→ Exercise instructions
Copy each line below containing "Grips".

(Element data from apps and pages)

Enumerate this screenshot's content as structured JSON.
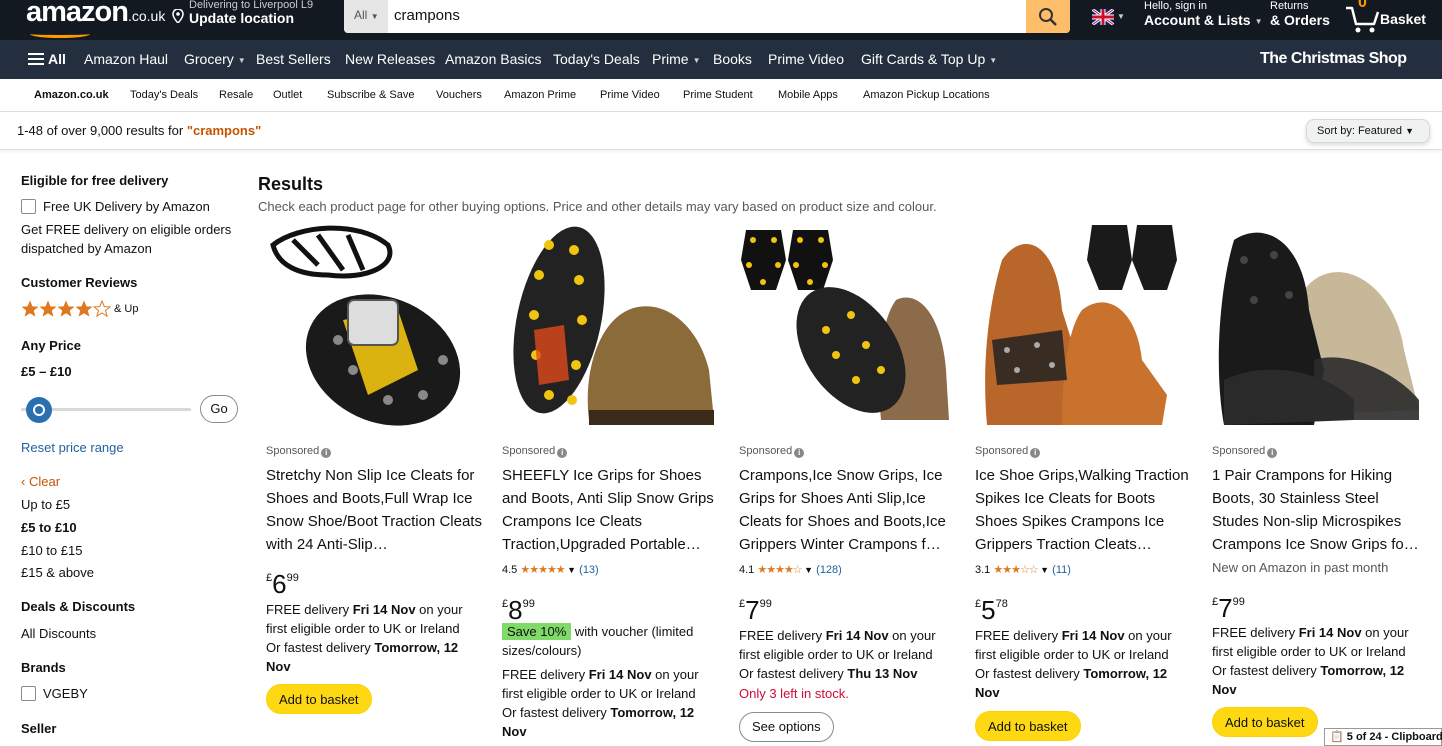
{
  "header": {
    "logo_text": "amazon",
    "logo_tld": ".co.uk",
    "location_line1": "Delivering to Liverpool L9",
    "location_line2": "Update location",
    "search_category": "All",
    "search_value": "crampons",
    "account_line1": "Hello, sign in",
    "account_line2": "Account & Lists",
    "returns_line1": "Returns",
    "returns_line2": "& Orders",
    "cart_count": "0",
    "cart_label": "Basket"
  },
  "nav": {
    "all": "All",
    "items": [
      "Amazon Haul",
      "Grocery",
      "Best Sellers",
      "New Releases",
      "Amazon Basics",
      "Today's Deals",
      "Prime",
      "Books",
      "Prime Video",
      "Gift Cards & Top Up"
    ],
    "promo": "The Christmas Shop"
  },
  "subnav": [
    "Amazon.co.uk",
    "Today's Deals",
    "Resale",
    "Outlet",
    "Subscribe & Save",
    "Vouchers",
    "Amazon Prime",
    "Prime Video",
    "Prime Student",
    "Mobile Apps",
    "Amazon Pickup Locations"
  ],
  "results_bar": {
    "count_text": "1-48 of over 9,000 results for ",
    "query": "\"crampons\"",
    "sort_label": "Sort by: Featured"
  },
  "sidebar": {
    "free_delivery_heading": "Eligible for free delivery",
    "free_delivery_option": "Free UK Delivery by Amazon",
    "free_delivery_note_1": "Get FREE delivery on eligible orders",
    "free_delivery_note_2": "dispatched by Amazon",
    "reviews_heading": "Customer Reviews",
    "reviews_up": "& Up",
    "reviews_min_stars": 4,
    "price_heading": "Any Price",
    "price_range": "£5 – £10",
    "go_label": "Go",
    "reset_label": "Reset price range",
    "clear_label": "Clear",
    "price_options": [
      "Up to £5",
      "£5 to £10",
      "£10 to £15",
      "£15 & above"
    ],
    "deals_heading": "Deals & Discounts",
    "deals_option": "All Discounts",
    "brands_heading": "Brands",
    "brand_option": "VGEBY",
    "seller_heading": "Seller"
  },
  "results": {
    "heading": "Results",
    "subtext": "Check each product page for other buying options. Price and other details may vary based on product size and colour."
  },
  "products": [
    {
      "sponsored": "Sponsored",
      "title": "Stretchy Non Slip Ice Cleats for Shoes and Boots,Full Wrap Ice Snow Shoe/Boot Traction Cleats with 24 Anti-Slip…",
      "price_currency": "£",
      "price_whole": "6",
      "price_fraction": "99",
      "delivery_1": "FREE delivery ",
      "delivery_date": "Fri 14 Nov",
      "delivery_2": " on your first eligible order to UK or Ireland",
      "fast_1": "Or fastest delivery ",
      "fast_date": "Tomorrow, 12 Nov",
      "button": "Add to basket"
    },
    {
      "sponsored": "Sponsored",
      "title": "SHEEFLY Ice Grips for Shoes and Boots, Anti Slip Snow Grips Crampons Ice Cleats Traction,Upgraded Portable…",
      "rating": "4.5",
      "stars": 4.5,
      "rating_count": "(13)",
      "price_currency": "£",
      "price_whole": "8",
      "price_fraction": "99",
      "save_badge": "Save 10%",
      "save_text": " with voucher (limited sizes/colours)",
      "delivery_1": "FREE delivery ",
      "delivery_date": "Fri 14 Nov",
      "delivery_2": " on your first eligible order to UK or Ireland",
      "fast_1": "Or fastest delivery ",
      "fast_date": "Tomorrow, 12 Nov"
    },
    {
      "sponsored": "Sponsored",
      "title": "Crampons,Ice Snow Grips, Ice Grips for Shoes Anti Slip,Ice Cleats for Shoes and Boots,Ice Grippers Winter Crampons f…",
      "rating": "4.1",
      "stars": 4.1,
      "rating_count": "(128)",
      "price_currency": "£",
      "price_whole": "7",
      "price_fraction": "99",
      "delivery_1": "FREE delivery ",
      "delivery_date": "Fri 14 Nov",
      "delivery_2": " on your first eligible order to UK or Ireland",
      "fast_1": "Or fastest delivery ",
      "fast_date": "Thu 13 Nov",
      "stock": "Only 3 left in stock.",
      "button": "See options"
    },
    {
      "sponsored": "Sponsored",
      "title": "Ice Shoe Grips,Walking Traction Spikes Ice Cleats for Boots Shoes Spikes Crampons Ice Grippers Traction Cleats…",
      "rating": "3.1",
      "stars": 3.1,
      "rating_count": "(11)",
      "price_currency": "£",
      "price_whole": "5",
      "price_fraction": "78",
      "delivery_1": "FREE delivery ",
      "delivery_date": "Fri 14 Nov",
      "delivery_2": " on your first eligible order to UK or Ireland",
      "fast_1": "Or fastest delivery ",
      "fast_date": "Tomorrow, 12 Nov",
      "button": "Add to basket"
    },
    {
      "sponsored": "Sponsored",
      "title": "1 Pair Crampons for Hiking Boots, 30 Stainless Steel Studes Non-slip Microspikes Crampons Ice Snow Grips fo…",
      "new_tag": "New on Amazon in past month",
      "price_currency": "£",
      "price_whole": "7",
      "price_fraction": "99",
      "delivery_1": "FREE delivery ",
      "delivery_date": "Fri 14 Nov",
      "delivery_2": " on your first eligible order to UK or Ireland",
      "fast_1": "Or fastest delivery ",
      "fast_date": "Tomorrow, 12 Nov",
      "button": "Add to basket"
    }
  ],
  "clipboard_badge": "5 of 24 - Clipboard",
  "colors": {
    "nav_dark": "#131921",
    "nav_mid": "#232f3e",
    "accent": "#febd69",
    "button_yellow": "#ffd814",
    "star": "#de7921",
    "link": "#2162a1"
  }
}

→ Solution to this exercise
      "title": "SHEEFLY Ice Grips for Shoes and Boots, Anti Slip Snow Grips Crampons Ice Cleats Traction,Upgraded Portable…",
      "title": "Crampons,Ice Snow Grips, Ice Grips for Shoes Anti Slip,Ice Cleats for Shoes and Boots,Ice Grippers Winter Crampons f…",
      "title": "Ice Shoe Grips,Walking Traction Spikes Ice Cleats for Boots Shoes Spikes Crampons Ice Grippers Traction Cleats…",
      "title": "1 Pair Crampons for Hiking Boots, 30 Stainless Steel Studes Non-slip Microspikes Crampons Ice Snow Grips fo…",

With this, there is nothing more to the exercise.